What Is a Tariff War?
A tariff war is an economic battle between two countries in which Country A raises tax rates on Country B’s exports, and Country B then raises taxes on Country A’s exports in retaliation. The increased tax rate is designed to hurt the other country economically, as tariffs discourage people from buying products from outside sources by raising the total cost of those products.
- A tariff war often begins when one country wants to change another country’s behavior.
- Country A raises tax rates on Country B’s exports, and then Country B retaliates on County A’s exports.
- The citizens of each country pay the additional costs of products, which manufacturers invariably pass on to consumers.
How a Tariff War Works
A country might incite a tariff war because it is unhappy with one of its trading partners’ political decisions. By putting enough economic pressure on the country, it hopes to force a change in the opposing government’s behavior. This type of tariff war is also known as a “customs war.”
Donald Trump is the first American president to wage a tariff war since Herbert Hoover.
History of Tariff Wars
The U.S. had not imposed high tariffs on trading partners since the 1920s and early ’30s. Because of the tariffs in that era, overall world trade declined about 66% between 1929 and 1934. The Smoot-Hawley Tariff Act of 1930 is generally credited with seriously exacerbating the Great Depression and led to the election of President Franklin D. Roosevelt, who in 1934 signed the Reciprocal Trade Agreements Act that reduced tariff levels and liberalized trade with foreign governments.
In the post World War II period, Donald Trump was one of a few presidential candidates to speak about trade inequities and tariffs. He vowed to take a tough line against international trading partners, especially China, to help American blue-collar workers displaced by what he described as unfair trade practices.
In December 2016 rumors circulated that President-elect Donald Trump’s transition team wanted to propose tariffs, but President Trump did not act until January 2018, when solar panels and washing machines were targeted. In March 2018 tariffs of 25% were added to imported steel and 10% on imported aluminum. Several countries were exempted, but Trump announced that the U.S. government would apply tariffs on $50 billion worth of Chinese imports. That led to back-and-forth tariff announcements as the Chinese government retaliated in early April 2018 with a 15% tariff on 120 U.S. products sold in China and 25% on eight products, such as pork. In response, President Trump added $100 billion worth of Chinese products to the list.

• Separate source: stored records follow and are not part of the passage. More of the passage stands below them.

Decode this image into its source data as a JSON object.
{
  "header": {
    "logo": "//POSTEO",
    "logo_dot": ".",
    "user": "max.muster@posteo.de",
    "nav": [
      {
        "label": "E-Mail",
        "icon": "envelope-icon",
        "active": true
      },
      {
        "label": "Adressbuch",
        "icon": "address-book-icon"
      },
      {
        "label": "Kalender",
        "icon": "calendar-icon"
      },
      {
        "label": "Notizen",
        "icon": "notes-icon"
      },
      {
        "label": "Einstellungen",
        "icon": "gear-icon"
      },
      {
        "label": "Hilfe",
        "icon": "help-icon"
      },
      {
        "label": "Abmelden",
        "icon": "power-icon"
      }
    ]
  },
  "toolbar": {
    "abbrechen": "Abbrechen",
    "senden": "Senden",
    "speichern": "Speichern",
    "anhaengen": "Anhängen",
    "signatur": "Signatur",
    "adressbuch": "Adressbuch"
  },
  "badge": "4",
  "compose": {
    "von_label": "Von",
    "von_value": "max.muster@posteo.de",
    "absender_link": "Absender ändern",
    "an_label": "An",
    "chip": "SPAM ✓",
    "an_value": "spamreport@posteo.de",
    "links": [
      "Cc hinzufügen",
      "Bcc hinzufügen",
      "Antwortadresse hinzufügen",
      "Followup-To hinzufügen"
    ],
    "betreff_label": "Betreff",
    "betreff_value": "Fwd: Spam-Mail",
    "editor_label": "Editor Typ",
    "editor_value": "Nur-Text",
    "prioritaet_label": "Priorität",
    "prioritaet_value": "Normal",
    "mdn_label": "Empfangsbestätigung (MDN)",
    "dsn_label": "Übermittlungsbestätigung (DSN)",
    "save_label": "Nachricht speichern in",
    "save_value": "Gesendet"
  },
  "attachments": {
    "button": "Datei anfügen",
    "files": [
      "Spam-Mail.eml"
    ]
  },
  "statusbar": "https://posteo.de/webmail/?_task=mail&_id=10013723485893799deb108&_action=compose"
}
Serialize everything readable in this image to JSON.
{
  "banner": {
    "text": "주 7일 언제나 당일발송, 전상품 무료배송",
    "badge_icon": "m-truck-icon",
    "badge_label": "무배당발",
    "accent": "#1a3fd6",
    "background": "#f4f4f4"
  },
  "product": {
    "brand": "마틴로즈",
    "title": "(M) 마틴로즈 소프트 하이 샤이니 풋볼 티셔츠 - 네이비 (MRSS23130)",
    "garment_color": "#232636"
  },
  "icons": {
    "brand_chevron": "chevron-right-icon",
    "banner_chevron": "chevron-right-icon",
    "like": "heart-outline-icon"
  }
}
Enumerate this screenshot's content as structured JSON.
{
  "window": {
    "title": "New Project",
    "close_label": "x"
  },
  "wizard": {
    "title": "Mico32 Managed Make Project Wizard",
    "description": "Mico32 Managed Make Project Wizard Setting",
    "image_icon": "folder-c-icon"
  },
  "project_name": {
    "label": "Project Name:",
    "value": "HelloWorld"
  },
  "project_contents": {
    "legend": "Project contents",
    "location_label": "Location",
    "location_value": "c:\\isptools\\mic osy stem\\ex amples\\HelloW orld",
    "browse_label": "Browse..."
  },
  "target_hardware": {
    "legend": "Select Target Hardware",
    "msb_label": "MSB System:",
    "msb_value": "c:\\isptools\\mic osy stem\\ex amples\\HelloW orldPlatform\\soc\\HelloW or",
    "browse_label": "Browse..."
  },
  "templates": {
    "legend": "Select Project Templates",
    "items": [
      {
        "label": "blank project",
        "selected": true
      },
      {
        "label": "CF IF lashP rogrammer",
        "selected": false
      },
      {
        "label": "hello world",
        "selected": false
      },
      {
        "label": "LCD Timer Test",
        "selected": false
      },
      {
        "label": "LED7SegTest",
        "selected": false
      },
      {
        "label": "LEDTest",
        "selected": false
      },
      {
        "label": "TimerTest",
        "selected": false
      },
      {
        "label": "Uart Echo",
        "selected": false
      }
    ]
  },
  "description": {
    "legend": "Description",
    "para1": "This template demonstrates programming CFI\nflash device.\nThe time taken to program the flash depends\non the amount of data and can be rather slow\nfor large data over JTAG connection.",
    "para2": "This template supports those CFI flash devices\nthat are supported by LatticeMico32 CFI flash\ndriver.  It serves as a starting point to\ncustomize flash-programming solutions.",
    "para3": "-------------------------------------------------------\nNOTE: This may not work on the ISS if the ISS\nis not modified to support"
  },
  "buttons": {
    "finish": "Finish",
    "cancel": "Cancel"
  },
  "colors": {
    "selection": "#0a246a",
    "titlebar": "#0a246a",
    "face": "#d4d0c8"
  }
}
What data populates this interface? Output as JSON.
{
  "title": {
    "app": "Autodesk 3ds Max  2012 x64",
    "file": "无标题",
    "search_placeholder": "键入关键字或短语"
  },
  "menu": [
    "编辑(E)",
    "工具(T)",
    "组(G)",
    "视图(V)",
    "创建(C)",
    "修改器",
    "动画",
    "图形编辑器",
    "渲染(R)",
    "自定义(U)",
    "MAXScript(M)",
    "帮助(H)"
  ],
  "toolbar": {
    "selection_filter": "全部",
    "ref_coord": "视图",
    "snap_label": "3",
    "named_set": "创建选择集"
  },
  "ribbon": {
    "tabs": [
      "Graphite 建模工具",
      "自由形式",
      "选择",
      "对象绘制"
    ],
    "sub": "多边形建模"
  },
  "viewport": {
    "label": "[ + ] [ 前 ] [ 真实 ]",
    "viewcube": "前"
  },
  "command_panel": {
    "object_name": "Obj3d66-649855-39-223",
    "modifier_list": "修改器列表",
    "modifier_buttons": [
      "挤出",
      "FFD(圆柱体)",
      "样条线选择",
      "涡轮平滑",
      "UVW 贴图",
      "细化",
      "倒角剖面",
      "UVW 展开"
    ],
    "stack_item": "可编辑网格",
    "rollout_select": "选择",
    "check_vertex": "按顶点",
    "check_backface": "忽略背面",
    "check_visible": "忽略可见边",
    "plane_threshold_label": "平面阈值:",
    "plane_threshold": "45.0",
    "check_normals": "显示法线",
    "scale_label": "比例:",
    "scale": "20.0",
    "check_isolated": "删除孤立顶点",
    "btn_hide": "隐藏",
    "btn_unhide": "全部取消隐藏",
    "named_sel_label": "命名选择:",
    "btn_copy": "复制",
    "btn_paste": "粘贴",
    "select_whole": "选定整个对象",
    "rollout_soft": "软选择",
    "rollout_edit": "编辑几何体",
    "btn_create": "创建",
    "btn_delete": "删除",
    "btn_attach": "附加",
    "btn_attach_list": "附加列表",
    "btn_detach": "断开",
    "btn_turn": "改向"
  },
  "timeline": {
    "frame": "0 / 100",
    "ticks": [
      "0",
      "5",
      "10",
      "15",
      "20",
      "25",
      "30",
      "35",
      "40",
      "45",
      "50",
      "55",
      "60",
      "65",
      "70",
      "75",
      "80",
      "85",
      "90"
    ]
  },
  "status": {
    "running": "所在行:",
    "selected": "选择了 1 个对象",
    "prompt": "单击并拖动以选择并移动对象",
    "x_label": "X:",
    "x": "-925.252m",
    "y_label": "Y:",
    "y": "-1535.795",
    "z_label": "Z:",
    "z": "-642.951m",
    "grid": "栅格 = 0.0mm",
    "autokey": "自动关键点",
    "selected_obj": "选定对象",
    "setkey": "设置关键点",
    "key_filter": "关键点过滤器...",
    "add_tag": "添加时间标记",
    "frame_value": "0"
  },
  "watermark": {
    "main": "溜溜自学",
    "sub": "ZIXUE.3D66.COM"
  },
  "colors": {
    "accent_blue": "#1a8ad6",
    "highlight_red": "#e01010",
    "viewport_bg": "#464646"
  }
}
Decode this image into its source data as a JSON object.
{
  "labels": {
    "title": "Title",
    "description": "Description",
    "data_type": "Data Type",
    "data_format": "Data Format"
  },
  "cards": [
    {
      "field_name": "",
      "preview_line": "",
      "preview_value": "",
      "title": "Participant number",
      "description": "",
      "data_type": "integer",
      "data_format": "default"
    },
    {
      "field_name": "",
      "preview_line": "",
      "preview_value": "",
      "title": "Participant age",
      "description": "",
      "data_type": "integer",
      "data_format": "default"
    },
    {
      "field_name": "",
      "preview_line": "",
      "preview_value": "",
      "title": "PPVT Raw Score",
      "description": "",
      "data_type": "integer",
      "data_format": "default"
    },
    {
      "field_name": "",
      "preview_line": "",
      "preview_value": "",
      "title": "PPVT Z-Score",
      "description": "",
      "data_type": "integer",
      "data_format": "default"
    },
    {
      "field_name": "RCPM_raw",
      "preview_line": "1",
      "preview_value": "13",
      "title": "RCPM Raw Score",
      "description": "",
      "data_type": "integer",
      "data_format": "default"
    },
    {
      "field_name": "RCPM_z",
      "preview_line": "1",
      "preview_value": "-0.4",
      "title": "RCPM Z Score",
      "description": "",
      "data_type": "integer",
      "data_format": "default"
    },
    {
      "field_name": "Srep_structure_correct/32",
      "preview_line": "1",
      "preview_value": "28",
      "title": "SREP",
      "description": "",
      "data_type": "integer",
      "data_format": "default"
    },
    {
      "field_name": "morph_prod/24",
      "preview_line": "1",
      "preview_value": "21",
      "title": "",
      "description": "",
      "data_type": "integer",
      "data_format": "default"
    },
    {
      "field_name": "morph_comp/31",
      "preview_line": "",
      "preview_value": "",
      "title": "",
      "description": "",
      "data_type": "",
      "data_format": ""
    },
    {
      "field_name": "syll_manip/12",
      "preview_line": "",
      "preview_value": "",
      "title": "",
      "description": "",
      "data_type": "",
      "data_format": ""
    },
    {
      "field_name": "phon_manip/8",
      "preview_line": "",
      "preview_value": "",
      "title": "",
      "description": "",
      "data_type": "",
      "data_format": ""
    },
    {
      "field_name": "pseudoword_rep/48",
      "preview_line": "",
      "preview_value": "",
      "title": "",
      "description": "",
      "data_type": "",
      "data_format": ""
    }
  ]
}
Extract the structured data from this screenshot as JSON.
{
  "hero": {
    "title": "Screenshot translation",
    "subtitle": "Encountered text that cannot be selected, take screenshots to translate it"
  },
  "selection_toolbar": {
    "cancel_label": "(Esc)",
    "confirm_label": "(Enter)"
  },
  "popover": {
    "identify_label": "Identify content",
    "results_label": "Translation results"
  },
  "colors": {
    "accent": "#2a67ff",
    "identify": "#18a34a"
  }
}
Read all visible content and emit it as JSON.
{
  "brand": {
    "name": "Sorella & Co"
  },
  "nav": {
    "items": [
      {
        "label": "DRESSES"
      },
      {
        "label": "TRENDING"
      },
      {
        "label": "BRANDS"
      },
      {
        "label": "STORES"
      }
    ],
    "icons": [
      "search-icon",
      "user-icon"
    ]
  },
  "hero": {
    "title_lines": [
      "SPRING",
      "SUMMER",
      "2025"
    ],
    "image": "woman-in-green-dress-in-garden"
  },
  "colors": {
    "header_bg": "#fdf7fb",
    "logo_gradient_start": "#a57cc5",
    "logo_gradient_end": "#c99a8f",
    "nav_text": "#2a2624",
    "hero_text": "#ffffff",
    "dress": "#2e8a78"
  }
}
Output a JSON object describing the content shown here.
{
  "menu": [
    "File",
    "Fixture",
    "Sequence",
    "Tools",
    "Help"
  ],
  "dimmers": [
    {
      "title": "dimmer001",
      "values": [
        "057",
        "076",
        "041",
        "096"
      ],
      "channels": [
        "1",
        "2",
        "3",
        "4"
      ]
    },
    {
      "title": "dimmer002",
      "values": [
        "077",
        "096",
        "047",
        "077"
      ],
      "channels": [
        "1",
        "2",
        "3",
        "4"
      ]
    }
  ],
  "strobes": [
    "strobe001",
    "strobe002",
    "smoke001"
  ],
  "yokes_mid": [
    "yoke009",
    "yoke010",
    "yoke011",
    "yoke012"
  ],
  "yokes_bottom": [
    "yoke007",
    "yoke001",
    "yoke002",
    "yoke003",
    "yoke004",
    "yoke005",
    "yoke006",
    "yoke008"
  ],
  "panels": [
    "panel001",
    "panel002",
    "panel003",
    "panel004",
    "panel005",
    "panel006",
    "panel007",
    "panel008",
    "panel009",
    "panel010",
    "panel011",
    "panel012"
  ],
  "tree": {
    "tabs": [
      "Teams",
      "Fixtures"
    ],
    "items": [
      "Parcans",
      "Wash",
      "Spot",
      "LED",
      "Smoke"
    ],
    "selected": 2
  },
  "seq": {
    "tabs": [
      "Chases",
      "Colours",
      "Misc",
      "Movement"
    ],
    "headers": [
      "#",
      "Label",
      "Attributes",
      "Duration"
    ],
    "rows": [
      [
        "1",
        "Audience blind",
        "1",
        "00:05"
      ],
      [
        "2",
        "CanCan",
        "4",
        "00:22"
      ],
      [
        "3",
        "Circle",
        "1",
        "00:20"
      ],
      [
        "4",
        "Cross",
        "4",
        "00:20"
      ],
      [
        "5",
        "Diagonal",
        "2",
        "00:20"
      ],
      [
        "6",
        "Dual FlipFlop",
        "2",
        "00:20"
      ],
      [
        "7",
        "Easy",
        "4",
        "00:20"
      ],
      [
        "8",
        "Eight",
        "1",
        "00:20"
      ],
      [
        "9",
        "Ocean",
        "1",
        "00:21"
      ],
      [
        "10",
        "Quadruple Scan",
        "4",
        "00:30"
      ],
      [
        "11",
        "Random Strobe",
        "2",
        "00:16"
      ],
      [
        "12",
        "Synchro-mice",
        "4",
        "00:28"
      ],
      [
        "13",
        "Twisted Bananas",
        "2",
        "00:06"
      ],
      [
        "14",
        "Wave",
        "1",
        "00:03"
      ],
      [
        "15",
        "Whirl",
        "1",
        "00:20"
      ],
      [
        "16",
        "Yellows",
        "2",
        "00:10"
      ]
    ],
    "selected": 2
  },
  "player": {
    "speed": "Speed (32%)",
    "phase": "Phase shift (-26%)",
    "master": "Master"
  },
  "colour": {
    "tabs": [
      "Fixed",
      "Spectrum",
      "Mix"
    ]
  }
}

The value of the Chinese goods on which President Donald Trump has imposed tariffs as of the beginning of September 2019.
As of the beginning of September 2019, President Trump had imposed tariffs on $360 billion worth of Chinese goods, with China lashing back at $110 billion of U.S. products. Trump promises more to come on Oct. 1, though he has delayed some of those new tariffs until Dec. 15 to avoid hurting the Christmas shopping season. As a result of the tariff war, the manufacturing sector of the American economy saw factory output drop in August 2019, tipping it into a recession. Tariffs have hurt American famers so much that President Trump has, in collaboration with Congress, had to give them aid in the form of economic subsidies to ease their losses. As of mid-September 2019 neither side seems willing and/or able to budge.
Many economists and trade organizations that represent large U.S. companies were opposed to the tariff war from the outset, but supporters included the AFL-CIO, which is the largest U.S. union, and Ohio’s Senator Sherrod Brown (D), because he stated it would provide a boost to Ohio’s steel plants. Republicans have generally been more cautious, with former Speaker of the House Paul Ryan, while still in office, and Senate Majority Leader Mitch McConnell urging Trump to rethink his proposal or to target the tariffs more narrowly.
Nobel laureate economist Robert Shiller, of Yale University, warned in March 2018 that a trade war could push the U.S. economy into recession. Nevertheless, with the American president having unlimited power over the imposition of tariffs, the only person whose opinion ultimately matters on this tariff war remains Mr. Trump himself. In March 2018 he tweeted that “trade wars are good, and easy to win.” Only time will tell if he was right.